There doesn’t seem to be a PC-FX version OST on Youtube, and while there is a version for the PS1 port, the soundtrack seems to use different instrumentation (the PC-FX version is super MIDI-y!). We’ll have to make due with the PS1 version’s OST for this section, this time.
First, i’ll start of with “that song”. It’s one of the first you’ll hear, as soon as you step into Anbrose for the first time. Sounds nice and peaceful, and gives the complete wrong impression of how the rest of the game will be.
Next is one of the creepier sounding songs in the game (there are tons).
Last, we’ll hear one of the dungeon themes in the game. Sounds like it’s straight out of a Survival Horror game, huh?
Most of the OST sounds like the last two songs posted above, which isn’t necessarily a bad thing, and to be honest the two songs above fit the mood of the game the most. I just prefer a little bit more variety in my OSTs, rather than slight deviations of the same sounding stuff all the way through. Overall, a pretty average OST in my opinion! Not too bad, not too great!
Should you play it?
I’ll give a couple of different points of view on whether Boundary Gate is worth playing or not. First off, as an RPG on the PC-FX, since there’s such a lack of RPGs on the system I think anyone who’s a fan of either CRPGs or JRPGs should give Boundary Gate a shot. What I will say though, is that I don’t think Boundary Gate is worth going through all of the trouble of finding a PC-FX and shipping it overseas just to play the game. If you already have a PC-FX though, I say definitely try to pick up Boundary Gate! Even if you don’t love it, it’s short enough of a game that you can blow through it in a weekend.
My other point of view is that Boundary Gate is such an obscure game, even in Japan. This means that you won’t find ANY guides or information about this game in English, and so I assume that means in any other language besides Japanese too. If you can’t understand Japanese, you’ll mostly be fine in the battles, but you’ll have a hell of a time trying to progress at all in the story without knowing Japanese. There won’t be any stuff on Gamefaqs or anything like that that’ll have walkthroughs for some translation patched version of the game that you can fall back on if you get stuck.
Since there is such a lack of ANYTHING about this game on the internet, I truly need to warn anyone interested in playing the game that it will honestly require Japanese knowledge in order to beat the game in any sane amount of time. Even if only at a basic level, if you’re able to understand some Japanese, then the game is definitely worth a try!
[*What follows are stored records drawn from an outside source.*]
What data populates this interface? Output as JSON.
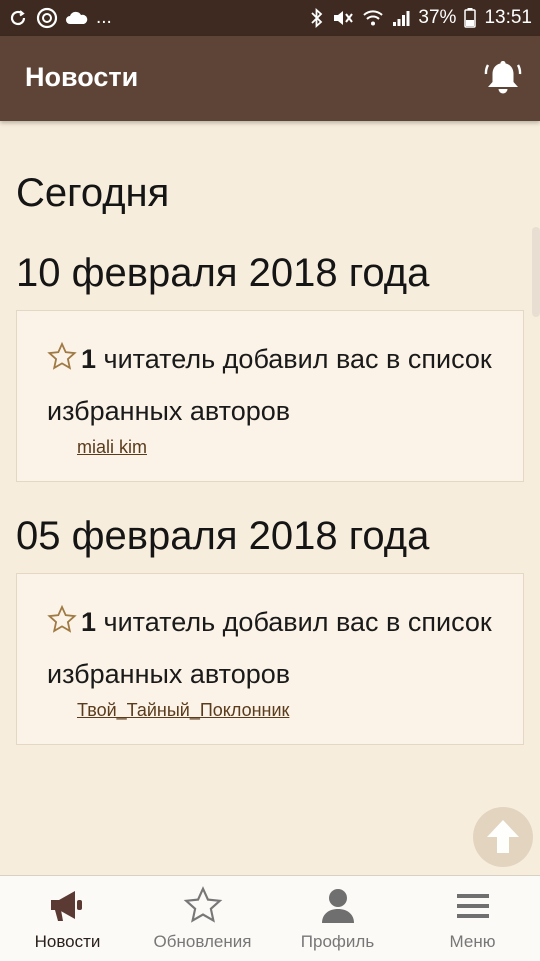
{
  "status_bar": {
    "left_icons": [
      "sync-icon",
      "app-icon",
      "cloud-icon"
    ],
    "more": "...",
    "battery": "37%",
    "time": "13:51"
  },
  "app_bar": {
    "title": "Новости",
    "bell_icon": "bell-icon"
  },
  "content": {
    "today_label": "Сегодня",
    "groups": [
      {
        "date": "10 февраля 2018 года",
        "count": "1",
        "text": " читатель добавил вас в список избранных авторов",
        "user": "miali kim"
      },
      {
        "date": "05 февраля 2018 года",
        "count": "1",
        "text": " читатель добавил вас в список избранных авторов",
        "user": "Твой_Тайный_Поклонник"
      }
    ]
  },
  "bottom_nav": {
    "items": [
      {
        "label": "Новости",
        "icon": "megaphone-icon",
        "active": true
      },
      {
        "label": "Обновления",
        "icon": "star-icon",
        "active": false
      },
      {
        "label": "Профиль",
        "icon": "person-icon",
        "active": false
      },
      {
        "label": "Меню",
        "icon": "menu-icon",
        "active": false
      }
    ]
  },
  "colors": {
    "status_bar": "#3e2a20",
    "app_bar": "#5e4437",
    "background": "#f7eddc",
    "card": "#fbf3e7",
    "link": "#5a3b1c",
    "star": "#a07a45"
  }
}
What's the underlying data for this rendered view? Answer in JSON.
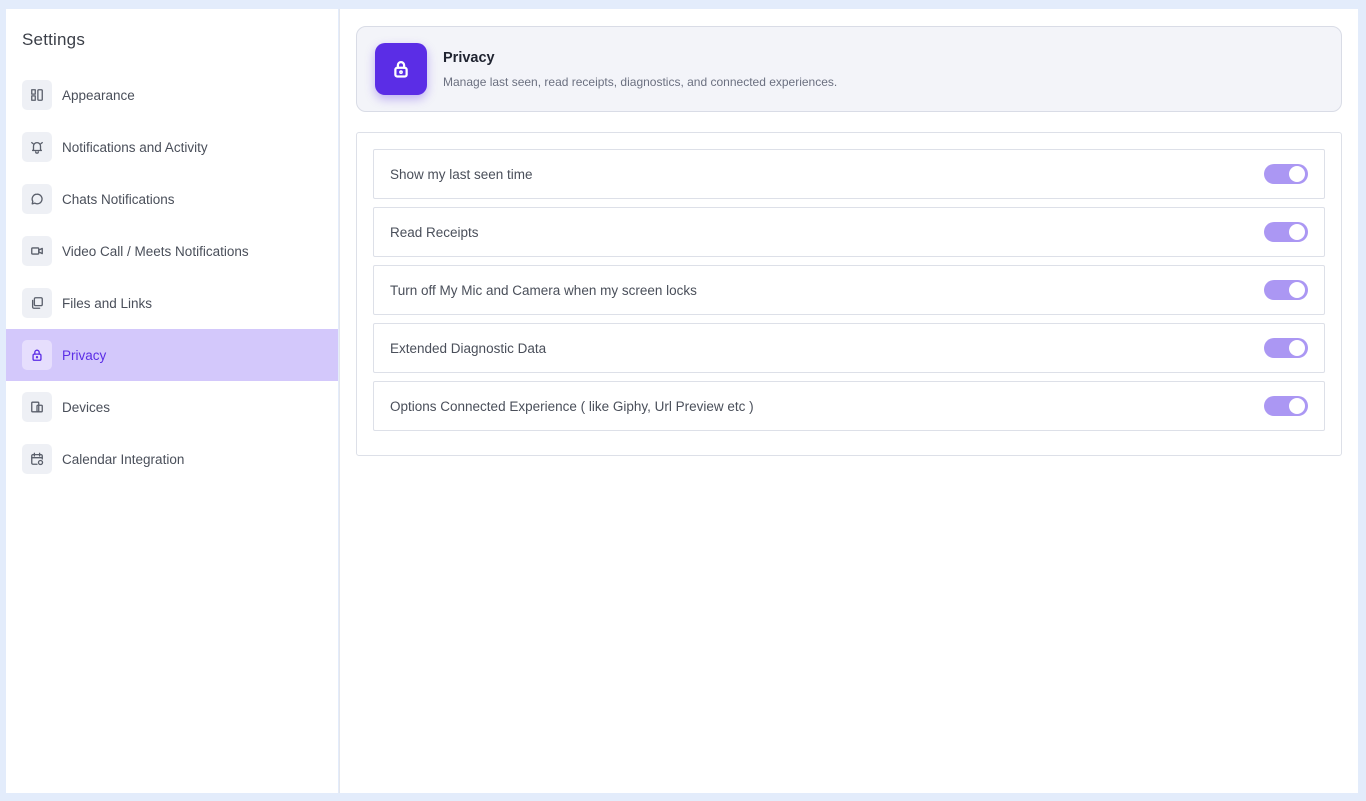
{
  "sidebar": {
    "title": "Settings",
    "items": [
      {
        "label": "Appearance",
        "icon": "layout-icon"
      },
      {
        "label": "Notifications and Activity",
        "icon": "bell-icon"
      },
      {
        "label": "Chats Notifications",
        "icon": "chat-bubble-icon"
      },
      {
        "label": "Video Call / Meets Notifications",
        "icon": "video-camera-icon"
      },
      {
        "label": "Files and Links",
        "icon": "files-icon"
      },
      {
        "label": "Privacy",
        "icon": "lock-icon",
        "active": true
      },
      {
        "label": "Devices",
        "icon": "devices-icon"
      },
      {
        "label": "Calendar Integration",
        "icon": "calendar-icon"
      }
    ]
  },
  "header": {
    "title": "Privacy",
    "subtitle": "Manage last seen, read receipts, diagnostics, and connected experiences.",
    "icon": "lock-icon"
  },
  "settings": [
    {
      "label": "Show my last seen time",
      "enabled": true
    },
    {
      "label": "Read Receipts",
      "enabled": true
    },
    {
      "label": "Turn off My Mic and Camera when my screen locks",
      "enabled": true
    },
    {
      "label": "Extended Diagnostic Data",
      "enabled": true
    },
    {
      "label": "Options Connected Experience ( like Giphy, Url Preview etc )",
      "enabled": true
    }
  ],
  "colors": {
    "accent": "#5b2de6",
    "active_bg": "#d3c8fb",
    "toggle_on": "#ab97f3",
    "page_bg": "#e3ecfb"
  }
}
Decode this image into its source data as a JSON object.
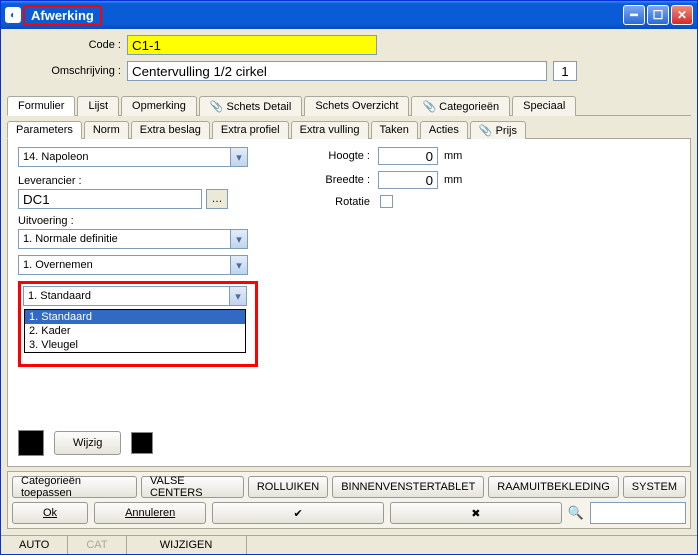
{
  "window": {
    "title": "Afwerking"
  },
  "form": {
    "code_label": "Code :",
    "code_value": "C1-1",
    "desc_label": "Omschrijving :",
    "desc_value": "Centervulling 1/2 cirkel",
    "index": "1"
  },
  "tabs_top": {
    "formulier": "Formulier",
    "lijst": "Lijst",
    "opmerking": "Opmerking",
    "schets_detail": "Schets Detail",
    "schets_overzicht": "Schets Overzicht",
    "categorieen": "Categorieën",
    "speciaal": "Speciaal"
  },
  "tabs_sub": {
    "parameters": "Parameters",
    "norm": "Norm",
    "extra_beslag": "Extra beslag",
    "extra_profiel": "Extra profiel",
    "extra_vulling": "Extra vulling",
    "taken": "Taken",
    "acties": "Acties",
    "prijs": "Prijs"
  },
  "left": {
    "type_value": "14. Napoleon",
    "leverancier_label": "Leverancier :",
    "leverancier_value": "DC1",
    "uitvoering_label": "Uitvoering :",
    "uitvoering_value": "1.  Normale definitie",
    "overnemen_value": "1.  Overnemen",
    "standaard_value": "1.  Standaard",
    "dropdown_options": {
      "opt1": "1.  Standaard",
      "opt2": "2.  Kader",
      "opt3": "3.  Vleugel"
    }
  },
  "right": {
    "hoogte_label": "Hoogte :",
    "hoogte_value": "0",
    "breedte_label": "Breedte :",
    "breedte_value": "0",
    "unit": "mm",
    "rotatie_label": "Rotatie"
  },
  "colorrow": {
    "wijzig": "Wijzig"
  },
  "bottom": {
    "cat_toepassen": "Categorieën toepassen",
    "valse_centers": "VALSE CENTERS",
    "rolluiken": "ROLLUIKEN",
    "binnenvenstertablet": "BINNENVENSTERTABLET",
    "raamuitbekleding": "RAAMUITBEKLEDING",
    "system": "SYSTEM",
    "ok": "Ok",
    "annuleren": "Annuleren",
    "check": "✔",
    "cross": "✖",
    "bino": "🔍"
  },
  "status": {
    "auto": "AUTO",
    "cat": "CAT",
    "wijzigen": "WIJZIGEN"
  }
}
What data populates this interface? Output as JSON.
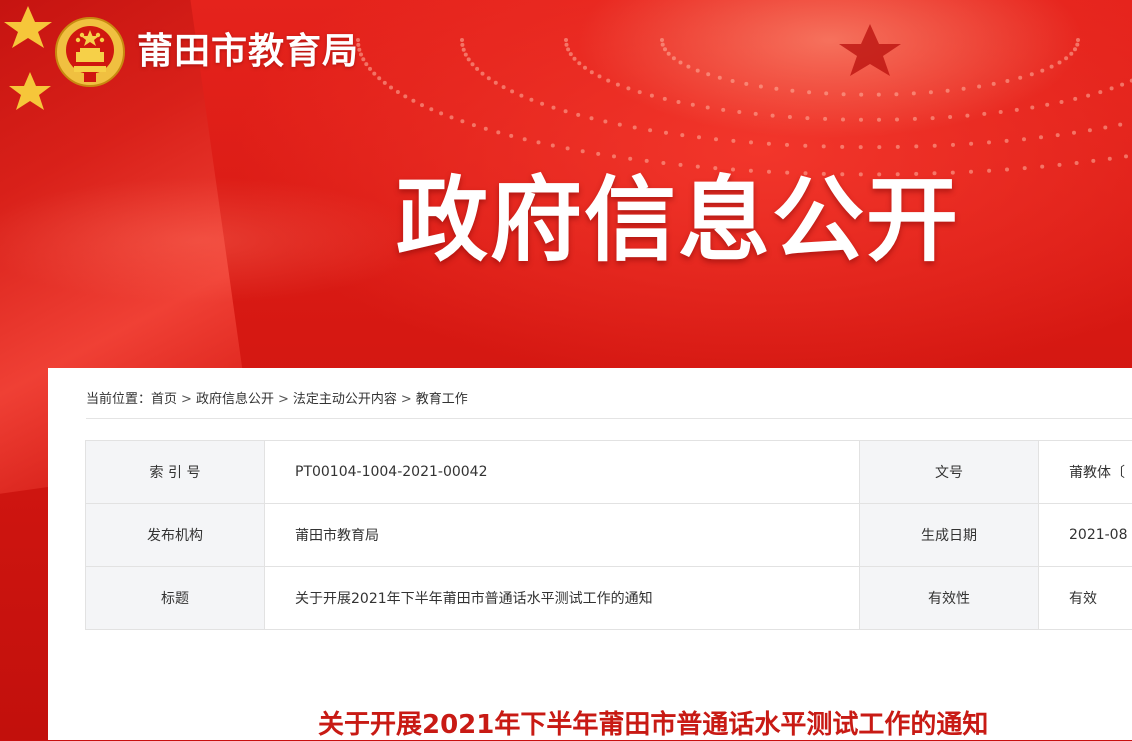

Which version should you play?
As far as I know, there are only two physical versions of Boundary Gate – the original PC-FX version and a Playstation 1 port. I’ve only played the PC-FX version, but checking around I was able to find a video of the PS1 version in action. The movement is super smooth in the PS1 version (most likely due to having the ability to actually render 3d), so just from looking at that alone I would almost be eager to recommend the PS1 version.
Aside from the smoothness, the OST also sounds a bit different in the PS1 version. The songs are the same, but the PS1 version seems to have dropped the old-school sounding MIDI OST for a more clearer sounding OST.
One more really important factor is that the PS1 version is probably a lot easier to play if you going for a physical version of the game. Finding a PC-FX with all of parts attached and finding a PC-FX version of Boundary Gate will run you about 160$ in Japan, so importing these from overseas will probably run you over 200$, easy.
Buying a cheap Japanese PS1 and the PS1 version of the game will only run you about 50$ in Japan, so probably less than 100$ overseas if you import. When you compare the price differences, it seems a lot more logical to grab the PS1 version, but if you want those huge obscure Otaku points, you’ll have to get the PC-FX version!
Final Score – 30/40
Story – 7/10
Gameplay – 8/10
Graphics – 8/10
Music – 7/10